Like any relationship that ends prematurely, you wonder what could have happened.
I wanted them to have the right eyes and expression to represent the cat and the dog. Also, we felt like their looks were quite hard to define in terms of ethnicity, which was very important because the film is not about that.
The film encapsulates so many emotions – joy, lust, sadness and more, what feeling did you want the film to end on?
I wanted it to end in acceptance, melancholy and wonder. Like any relationship that ends prematurely, you wonder what could have happened.
Additionally, I wanted there to be a reversal. To show that they’ve learned from each other. But mostly, I thought it would be interesting to get back to the start and wonder if any of it actually happened, or if it was still to happen. Did they imagine it all?
What were the greatest challenges/joys in making the film?
The biggest challenge, unsurprisingly, was the budget. The idea and its form are quite un-traditional and, unfortunately, most funds and festivals are still very traditional. Also, I didn't go to film school and am basically a musician who decided to become a filmmaker. I ended up investing a lot of money myself. Totally worth it, so don't worry about me.
As a maker, you know you've got talent; you know you’ve got an idea. But it can be really hard getting it made and then seen by the right people.
The biggest joy was inviting others into the process. We stayed in the house for three nights and slept on set. That really got us in the mood and so many great ideas came out on set.
What does winning a YDA mean to you?
It really means a lot. As I said before, a lot of festivals haven't been very welcoming to a film like Cats and Dogs. Winning YDA in Cannes is the highlight of my career so far. It felt like I’m finally seen and appreciated for what I do.
As a maker, you know you've got talent; you know you’ve got an idea. But it can be really hard getting it made and then seen by the right people. YDA has helped me get it there. I will never forget.
Biesheuvel at work on the set of Cats and Dogs.
What are your goals as a filmmaker?
Explore the intersection of music, film and poetry even further and keep playing around with metaphors. Right now, I'm trying to establish myself doing commercials while writing on a TV series and working on various other scripts. I might do a rock opera one day. I don't know, I don’t plan far ahead. There are just ideas that stick, and other that don't.
I’m developing a TV series about divorced men living at an old holiday park hidden in the woods. It’s supposed to be funny and I think it will be.
What are you working on now?
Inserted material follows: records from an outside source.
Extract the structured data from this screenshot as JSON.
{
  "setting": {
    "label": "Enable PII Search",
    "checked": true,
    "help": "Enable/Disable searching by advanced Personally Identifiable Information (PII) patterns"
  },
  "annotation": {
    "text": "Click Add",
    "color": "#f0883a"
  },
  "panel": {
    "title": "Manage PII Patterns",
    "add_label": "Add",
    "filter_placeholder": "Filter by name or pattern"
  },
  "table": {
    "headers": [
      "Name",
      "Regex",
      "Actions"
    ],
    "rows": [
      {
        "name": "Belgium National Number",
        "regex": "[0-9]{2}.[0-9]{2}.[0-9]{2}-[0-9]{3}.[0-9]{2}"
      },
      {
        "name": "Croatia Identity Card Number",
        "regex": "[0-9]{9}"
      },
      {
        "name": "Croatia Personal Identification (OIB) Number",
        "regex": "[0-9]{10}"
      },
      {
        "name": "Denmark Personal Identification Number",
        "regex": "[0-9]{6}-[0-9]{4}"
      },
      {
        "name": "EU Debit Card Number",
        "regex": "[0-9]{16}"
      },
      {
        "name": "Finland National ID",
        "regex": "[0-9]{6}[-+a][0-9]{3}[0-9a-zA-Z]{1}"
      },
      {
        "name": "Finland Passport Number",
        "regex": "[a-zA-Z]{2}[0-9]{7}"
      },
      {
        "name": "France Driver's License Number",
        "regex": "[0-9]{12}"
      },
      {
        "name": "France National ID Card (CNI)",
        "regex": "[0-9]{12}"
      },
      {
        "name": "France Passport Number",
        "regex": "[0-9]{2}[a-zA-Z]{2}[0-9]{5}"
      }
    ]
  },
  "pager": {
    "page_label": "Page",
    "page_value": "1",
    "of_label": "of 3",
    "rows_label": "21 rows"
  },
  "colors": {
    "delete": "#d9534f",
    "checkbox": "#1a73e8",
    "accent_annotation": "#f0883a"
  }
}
Currently, I’m developing a TV series about divorced men living at an old holiday park hidden in the woods. It’s supposed to be funny and I think it will be. Also thinking of doing another short, but nothing specific yet. Maybe I need to go through my old notes again...